AT&T at one time hatched an idea -- a fast-follower copycat plan drawn from IBM’s marketing playbook.
AT&T rolled out vertical marketing, made up of industry-specific applications for roughly 20 vertical markets. For example, some solutions were developed for healthcare, others for banking, more for automotive, and so on. The industry marketing tool worked for AT&T, like a charm. I know, because I worked on the program development.
AT&T wouldn’t claim inventor status of the vertical industry marketing model, because the company wasn’t its inventor; it had yielded first-mover advantage to IBM. AT&T thereby became a fast-follower -- second to market. Borrowing exhaustively from IBM’s hard work saved the carrier time to market. AT&T leaped years ahead of practically all its competition, which collectively possessed no vertical market knowledge or ability whatsoever. AT&T quickly sold customer value, enabled through the company’s fast-follower advantage.
Vertical industry marketing is relevant today for hosted PBX providers; so too is fast-follower. By focusing on industries that buy or need a lot of hosted PBX, vendors can separate the wheat from the chaff, distinguishing themselves from thousands of competitors. Then by selling applications that uniquely benefit specific verticals, they add customer value. In short order, a bevy of competitors is whittled down to a few; and customers get productivity-enhancing features previously available from no one or just one. I’ll address both.
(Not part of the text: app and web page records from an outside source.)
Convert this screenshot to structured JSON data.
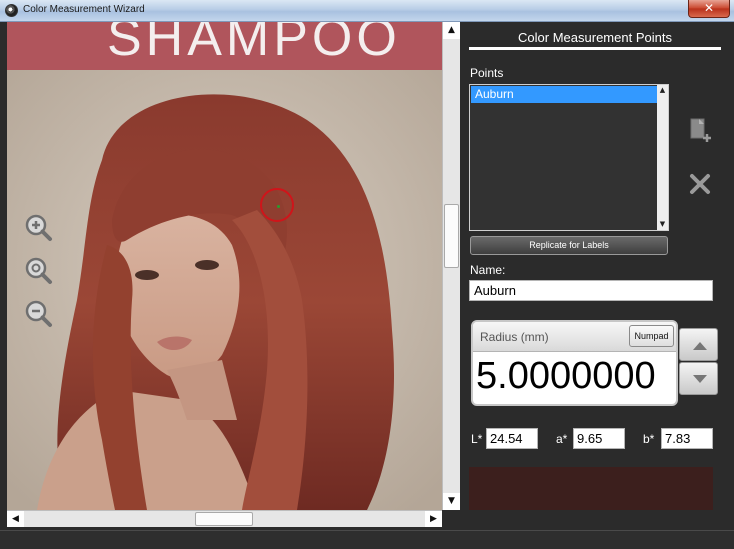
{
  "window": {
    "title": "Color Measurement Wizard",
    "close_glyph": "✕"
  },
  "image": {
    "banner_text": "SHAMPOO"
  },
  "zoom": {
    "in_icon": "zoom-in-icon",
    "fit_icon": "zoom-fit-icon",
    "out_icon": "zoom-out-icon"
  },
  "panel": {
    "header": "Color Measurement Points",
    "points_label": "Points",
    "points": [
      "Auburn"
    ],
    "replicate_label": "Replicate for Labels",
    "name_label": "Name:",
    "name_value": "Auburn",
    "radius_label": "Radius (mm)",
    "numpad_label": "Numpad",
    "radius_value": "5.0000000",
    "lab": {
      "l_label": "L*",
      "l_value": "24.54",
      "a_label": "a*",
      "a_value": "9.65",
      "b_label": "b*",
      "b_value": "7.83"
    },
    "swatch_color": "#3c1f1d"
  },
  "colors": {
    "accent_selection": "#3399ff",
    "banner": "#b0555c",
    "target_ring": "#d0141a"
  }
}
Eastern Management Group’s consulting practice advises clients on vertical marketing. Five industries, out of 19 vertical markets covered in our "Worldwide Hosted PBX Market 2019-2025
" report, are noteworthy since substantial hosted PBX opportunities exist in each. They are:
- Banking and finance
- Healthcare and life sciences
- Professional services
Small, mid-market, and enterprise businesses in any of these fields now have a little bit of work to do; that is, they must short-list vendors with vertical market specialties, and applications-products tailored to the vertical. Schools, for example, need to communicate with teachers; and schools need security. Recruiting companies require applicant tracking systems.
Here’s a vertical marketing example at work: Mitel has an interest in selling to and supporting recruiting companies with industry-specific cloud applications. Two integrations that Mitel offers are JobDiva and PCRecruiter.
Mitel’s vertical market focus is different from the garden variety of productivity-improving application integrations that practically everyone sells -- namely SAP, Salesforce, and Zendesk, for example.
This is the tip of the iceberg. Vendors can further differentiate themselves with industry specialization and fast-follower applications. Market managers can develop expertise in one or more vertical markets, and product managers can work with them to create industry-specific applications.
Such specialization accomplishes two things: First, it sets the vendor distinctly apart from all the competition. Recall I used the term “thousands of competitors” at the top of this piece. Second, small, mid-market, and enterprise customers can seek out and work with a vendor that is truly a partner. And that’s something from which we’d all benefit.